A fluffy romp with a sobering truth: relationships and your twenties may end, but neither signals the end of the world
There are scenes inside the blast suit and simply crossing the frame where the character feels fully fleshed out, I tell [director Kathryn Bigelow and writer Mark Boal] during an abbreviated interview in Chicago last July. As a past collaborator of Bigelow's, the writer-director Walter Hill liked to insist, character is revealed through action. [Lead actor Jeremy] Renner reveals character with every bit of his body. "I know! And he's in a bomb suit, no less," she laughs. "It was so hot," Boal adds, "it was hard for Jeremy to be in that bomb suit all of the time. The thing weighs like 85 pounds, it's a real bomb suit. Naturally, you're like, well maybe we can get a stunt guy to do some of this walking stuff and save Jeremy so he doesn't die. The sets are really long and he's walking up and down, we thought, shit, what if he gets heatstroke? He'd had heatstroke before. It's what 100 degrees outside? We tried, I probably grabbed every white guy in Jordan to audition for [Bigelow]: actor, non-actor, soldier, worked at the U. N., whatever."
"They studied his gait," she says, "they'd watch his walk. Couldn't do it." "We couldn't get a double," Boal continues. "Just put on the suit, walk down the street, that was the job." "Every single time, it was Jeremy," she says. "I tried it, everybody tried it!" "There's that kind of almost jauntiness to his gait, and cadence, that was unreplicatable. It was also part of that character."
This message came to me from a reader named Peter Svensland. He and a fr...

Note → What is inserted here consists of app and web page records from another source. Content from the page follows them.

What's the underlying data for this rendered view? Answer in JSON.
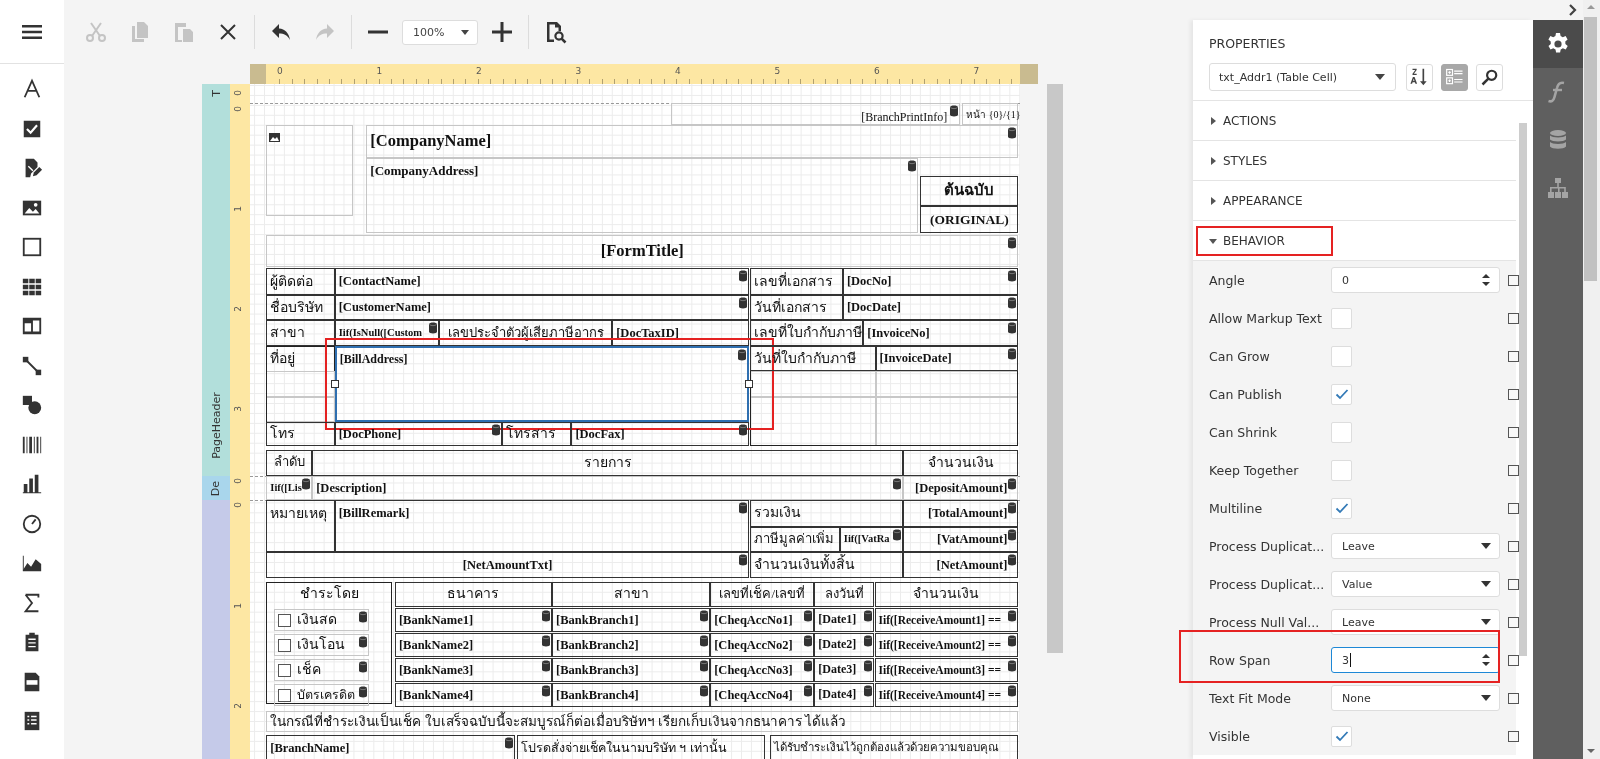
{
  "toolbar": {
    "buttons": [
      {
        "kind": "cut",
        "disabled": true
      },
      {
        "kind": "copy",
        "disabled": true
      },
      {
        "kind": "paste",
        "disabled": true
      },
      {
        "kind": "delete",
        "disabled": false
      },
      {
        "kind": "undo",
        "disabled": false
      },
      {
        "kind": "redo",
        "disabled": true
      },
      {
        "kind": "zoom-out",
        "disabled": false
      },
      {
        "kind": "zoom",
        "value": "100%"
      },
      {
        "kind": "zoom-in",
        "disabled": false
      },
      {
        "kind": "preview",
        "disabled": false
      }
    ]
  },
  "designer": {
    "bands": [
      {
        "label": "T",
        "color": "#b2dfdb"
      },
      {
        "label": "PageHeader",
        "color": "#b2dfdb"
      },
      {
        "label": "De",
        "color": "#a9d6ec"
      },
      {
        "color": "#c5cae9"
      }
    ],
    "horizontal_ruler": [
      "0",
      "1",
      "2",
      "3",
      "4",
      "5",
      "6",
      "7"
    ],
    "vertical_ruler": [
      "0",
      "0",
      "1",
      "2",
      "3",
      "0",
      "0",
      "1",
      "2"
    ],
    "controls": [
      {
        "kind": "plain",
        "text": "[BranchPrintInfo]",
        "bound": true,
        "selected": false,
        "highlighted": false
      },
      {
        "kind": "plain",
        "text": "หน้า {0}/{1}",
        "bound": false,
        "selected": false,
        "highlighted": false
      },
      {
        "kind": "image",
        "bound": false,
        "selected": false,
        "highlighted": false
      },
      {
        "kind": "field",
        "text": "[CompanyName]",
        "bound": true,
        "selected": false,
        "highlighted": false
      },
      {
        "kind": "field",
        "text": "[CompanyAddress]",
        "bound": true,
        "selected": false,
        "highlighted": false
      },
      {
        "kind": "field",
        "text": "ต้นฉบับ",
        "bound": false,
        "selected": false,
        "highlighted": false
      },
      {
        "kind": "field",
        "text": "(ORIGINAL)",
        "bound": false,
        "selected": false,
        "highlighted": false
      },
      {
        "kind": "field",
        "text": "[FormTitle]",
        "bound": true,
        "selected": false,
        "highlighted": false
      },
      {
        "kind": "label",
        "text": "ผู้ติดต่อ",
        "bound": false,
        "selected": false,
        "highlighted": false
      },
      {
        "kind": "field",
        "text": "[ContactName]",
        "bound": true,
        "selected": false,
        "highlighted": false
      },
      {
        "kind": "label",
        "text": "ชื่อบริษัท",
        "bound": false,
        "selected": false,
        "highlighted": false
      },
      {
        "kind": "field",
        "text": "[CustomerName]",
        "bound": true,
        "selected": false,
        "highlighted": false
      },
      {
        "kind": "label",
        "text": "สาขา",
        "bound": false,
        "selected": false,
        "highlighted": false
      },
      {
        "kind": "field",
        "text": "Iif(IsNull([Custom",
        "bound": true,
        "selected": false,
        "highlighted": false
      },
      {
        "kind": "label",
        "text": "เลขประจำตัวผู้เสียภาษีอากร",
        "bound": false,
        "selected": false,
        "highlighted": false
      },
      {
        "kind": "field",
        "text": "[DocTaxID]",
        "bound": false,
        "selected": false,
        "highlighted": false
      },
      {
        "kind": "label",
        "text": "ที่อยู่",
        "bound": false,
        "selected": false,
        "highlighted": false
      },
      {
        "kind": "field",
        "text": "[BillAddress]",
        "bound": true,
        "selected": true,
        "highlighted": true
      },
      {
        "kind": "label",
        "text": "โทร",
        "bound": false,
        "selected": false,
        "highlighted": false
      },
      {
        "kind": "field",
        "text": "[DocPhone]",
        "bound": true,
        "selected": false,
        "highlighted": false
      },
      {
        "kind": "label",
        "text": "โทรสาร",
        "bound": false,
        "selected": false,
        "highlighted": false
      },
      {
        "kind": "field",
        "text": "[DocFax]",
        "bound": true,
        "selected": false,
        "highlighted": false
      },
      {
        "kind": "label",
        "text": "เลขที่เอกสาร",
        "bound": false,
        "selected": false,
        "highlighted": false
      },
      {
        "kind": "field",
        "text": "[DocNo]",
        "bound": true,
        "selected": false,
        "highlighted": false
      },
      {
        "kind": "label",
        "text": "วันที่เอกสาร",
        "bound": false,
        "selected": false,
        "highlighted": false
      },
      {
        "kind": "field",
        "text": "[DocDate]",
        "bound": true,
        "selected": false,
        "highlighted": false
      },
      {
        "kind": "label",
        "text": "เลขที่ใบกำกับภาษี",
        "bound": false,
        "selected": false,
        "highlighted": false
      },
      {
        "kind": "field",
        "text": "[InvoiceNo]",
        "bound": true,
        "selected": false,
        "highlighted": false
      },
      {
        "kind": "label",
        "text": "วันที่ใบกำกับภาษี",
        "bound": false,
        "selected": false,
        "highlighted": false
      },
      {
        "kind": "field",
        "text": "[InvoiceDate]",
        "bound": true,
        "selected": false,
        "highlighted": false
      },
      {
        "kind": "label",
        "text": "ลำดับ",
        "bound": false,
        "selected": false,
        "highlighted": false
      },
      {
        "kind": "label",
        "text": "รายการ",
        "bound": false,
        "selected": false,
        "highlighted": false
      },
      {
        "kind": "label",
        "text": "จำนวนเงิน",
        "bound": false,
        "selected": false,
        "highlighted": false
      },
      {
        "kind": "field",
        "text": "Iif([Lis",
        "bound": true,
        "selected": false,
        "highlighted": false
      },
      {
        "kind": "field",
        "text": "[Description]",
        "bound": true,
        "selected": false,
        "highlighted": false
      },
      {
        "kind": "field",
        "text": "[DepositAmount]",
        "bound": true,
        "selected": false,
        "highlighted": false
      },
      {
        "kind": "label",
        "text": "หมายเหตุ",
        "bound": false,
        "selected": false,
        "highlighted": false
      },
      {
        "kind": "field",
        "text": "[BillRemark]",
        "bound": true,
        "selected": false,
        "highlighted": false
      },
      {
        "kind": "label",
        "text": "รวมเงิน",
        "bound": false,
        "selected": false,
        "highlighted": false
      },
      {
        "kind": "field",
        "text": "[TotalAmount]",
        "bound": true,
        "selected": false,
        "highlighted": false
      },
      {
        "kind": "label",
        "text": "ภาษีมูลค่าเพิ่ม",
        "bound": false,
        "selected": false,
        "highlighted": false
      },
      {
        "kind": "field",
        "text": "Iif([VatRa",
        "bound": true,
        "selected": false,
        "highlighted": false
      },
      {
        "kind": "field",
        "text": "[VatAmount]",
        "bound": true,
        "selected": false,
        "highlighted": false
      },
      {
        "kind": "field",
        "text": "[NetAmountTxt]",
        "bound": true,
        "selected": false,
        "highlighted": false
      },
      {
        "kind": "label",
        "text": "จำนวนเงินทั้งสิ้น",
        "bound": false,
        "selected": false,
        "highlighted": false
      },
      {
        "kind": "field",
        "text": "[NetAmount]",
        "bound": true,
        "selected": false,
        "highlighted": false
      },
      {
        "kind": "label",
        "text": "ชำระโดย",
        "bound": false,
        "selected": false,
        "highlighted": false
      },
      {
        "kind": "label",
        "text": "ธนาคาร",
        "bound": false,
        "selected": false,
        "highlighted": false
      },
      {
        "kind": "label",
        "text": "สาขา",
        "bound": false,
        "selected": false,
        "highlighted": false
      },
      {
        "kind": "label",
        "text": "เลขที่เช็ค/เลขที่",
        "bound": false,
        "selected": false,
        "highlighted": false
      },
      {
        "kind": "label",
        "text": "ลงวันที่",
        "bound": false,
        "selected": false,
        "highlighted": false
      },
      {
        "kind": "label",
        "text": "จำนวนเงิน",
        "bound": false,
        "selected": false,
        "highlighted": false
      },
      {
        "kind": "checkbox",
        "text": "เงินสด",
        "checked": false,
        "bound": true,
        "selected": false,
        "highlighted": false
      },
      {
        "kind": "field",
        "text": "[BankName1]",
        "bound": true,
        "selected": false,
        "highlighted": false
      },
      {
        "kind": "field",
        "text": "[BankBranch1]",
        "bound": true,
        "selected": false,
        "highlighted": false
      },
      {
        "kind": "field",
        "text": "[CheqAccNo1]",
        "bound": true,
        "selected": false,
        "highlighted": false
      },
      {
        "kind": "field",
        "text": "[Date1]",
        "bound": true,
        "selected": false,
        "highlighted": false
      },
      {
        "kind": "field",
        "text": "Iif([ReceiveAmount1] ==",
        "bound": true,
        "selected": false,
        "highlighted": false
      },
      {
        "kind": "checkbox",
        "text": "เงินโอน",
        "checked": false,
        "bound": true,
        "selected": false,
        "highlighted": false
      },
      {
        "kind": "field",
        "text": "[BankName2]",
        "bound": true,
        "selected": false,
        "highlighted": false
      },
      {
        "kind": "field",
        "text": "[BankBranch2]",
        "bound": true,
        "selected": false,
        "highlighted": false
      },
      {
        "kind": "field",
        "text": "[CheqAccNo2]",
        "bound": true,
        "selected": false,
        "highlighted": false
      },
      {
        "kind": "field",
        "text": "[Date2]",
        "bound": true,
        "selected": false,
        "highlighted": false
      },
      {
        "kind": "field",
        "text": "Iif([ReceiveAmount2] ==",
        "bound": true,
        "selected": false,
        "highlighted": false
      },
      {
        "kind": "checkbox",
        "text": "เช็ค",
        "checked": false,
        "bound": true,
        "selected": false,
        "highlighted": false
      },
      {
        "kind": "field",
        "text": "[BankName3]",
        "bound": true,
        "selected": false,
        "highlighted": false
      },
      {
        "kind": "field",
        "text": "[BankBranch3]",
        "bound": true,
        "selected": false,
        "highlighted": false
      },
      {
        "kind": "field",
        "text": "[CheqAccNo3]",
        "bound": true,
        "selected": false,
        "highlighted": false
      },
      {
        "kind": "field",
        "text": "[Date3]",
        "bound": true,
        "selected": false,
        "highlighted": false
      },
      {
        "kind": "field",
        "text": "Iif([ReceiveAmount3] ==",
        "bound": true,
        "selected": false,
        "highlighted": false
      },
      {
        "kind": "checkbox",
        "text": "บัตรเครดิต",
        "checked": false,
        "bound": true,
        "selected": false,
        "highlighted": false
      },
      {
        "kind": "field",
        "text": "[BankName4]",
        "bound": true,
        "selected": false,
        "highlighted": false
      },
      {
        "kind": "field",
        "text": "[BankBranch4]",
        "bound": true,
        "selected": false,
        "highlighted": false
      },
      {
        "kind": "field",
        "text": "[CheqAccNo4]",
        "bound": true,
        "selected": false,
        "highlighted": false
      },
      {
        "kind": "field",
        "text": "[Date4]",
        "bound": true,
        "selected": false,
        "highlighted": false
      },
      {
        "kind": "field",
        "text": "Iif([ReceiveAmount4] ==",
        "bound": true,
        "selected": false,
        "highlighted": false
      },
      {
        "kind": "label",
        "text": "ในกรณีที่ชำระเงินเป็นเช็ค ใบเสร็จฉบับนี้จะสมบูรณ์ก็ต่อเมื่อบริษัทฯ เรียกเก็บเงินจากธนาคาร ได้แล้ว",
        "bound": false,
        "selected": false,
        "highlighted": false
      },
      {
        "kind": "field",
        "text": "[BranchName]",
        "bound": true,
        "selected": false,
        "highlighted": false
      },
      {
        "kind": "label",
        "text": "โปรดสั่งจ่ายเช็คในนามบริษัท ฯ เท่านั้น",
        "bound": false,
        "selected": false,
        "highlighted": false
      },
      {
        "kind": "label",
        "text": "ได้รับชำระเงินไว้ถูกต้องแล้วด้วยความขอบคุณ",
        "bound": false,
        "selected": false,
        "highlighted": false
      }
    ]
  },
  "properties": {
    "title": "PROPERTIES",
    "selector": "txt_Addr1 (Table Cell)",
    "tools": [
      {
        "kind": "sort",
        "selected": false
      },
      {
        "kind": "categories",
        "selected": true
      },
      {
        "kind": "search",
        "selected": false
      }
    ],
    "sections": [
      {
        "label": "ACTIONS",
        "expanded": false,
        "highlighted": false
      },
      {
        "label": "STYLES",
        "expanded": false,
        "highlighted": false
      },
      {
        "label": "APPEARANCE",
        "expanded": false,
        "highlighted": false
      },
      {
        "label": "BEHAVIOR",
        "expanded": true,
        "highlighted": true,
        "rows": [
          {
            "label": "Angle",
            "kind": "number",
            "value": "0",
            "focused": false,
            "highlighted": false,
            "marked": false
          },
          {
            "label": "Allow Markup Text",
            "kind": "checkbox",
            "checked": false,
            "highlighted": false,
            "marked": false
          },
          {
            "label": "Can Grow",
            "kind": "checkbox",
            "checked": false,
            "highlighted": false,
            "marked": false
          },
          {
            "label": "Can Publish",
            "kind": "checkbox",
            "checked": true,
            "highlighted": false,
            "marked": false
          },
          {
            "label": "Can Shrink",
            "kind": "checkbox",
            "checked": false,
            "highlighted": false,
            "marked": false
          },
          {
            "label": "Keep Together",
            "kind": "checkbox",
            "checked": false,
            "highlighted": false,
            "marked": false
          },
          {
            "label": "Multiline",
            "kind": "checkbox",
            "checked": true,
            "highlighted": false,
            "marked": false
          },
          {
            "label": "Process Duplicat...",
            "kind": "select",
            "value": "Leave",
            "highlighted": false,
            "marked": false
          },
          {
            "label": "Process Duplicat...",
            "kind": "select",
            "value": "Value",
            "highlighted": false,
            "marked": false
          },
          {
            "label": "Process Null Val...",
            "kind": "select",
            "value": "Leave",
            "highlighted": false,
            "marked": false
          },
          {
            "label": "Row Span",
            "kind": "number",
            "value": "3",
            "focused": true,
            "highlighted": true,
            "marked": false
          },
          {
            "label": "Text Fit Mode",
            "kind": "select",
            "value": "None",
            "highlighted": false,
            "marked": false
          },
          {
            "label": "Visible",
            "kind": "checkbox",
            "checked": true,
            "highlighted": false,
            "marked": false
          }
        ]
      }
    ]
  },
  "side_tabs": [
    {
      "kind": "properties",
      "selected": true
    },
    {
      "kind": "expressions",
      "selected": false
    },
    {
      "kind": "data",
      "selected": false
    },
    {
      "kind": "outline",
      "selected": false
    }
  ]
}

An essay about Martin Scorsese's Silence, as excerpted from the latest edition of Bright Wall/Dark Room.
A report from the Star Wars Celebration on the announcement of the title of Episode IX and reveal of the trailer.
One of the best documentaries about acting you'll ever see.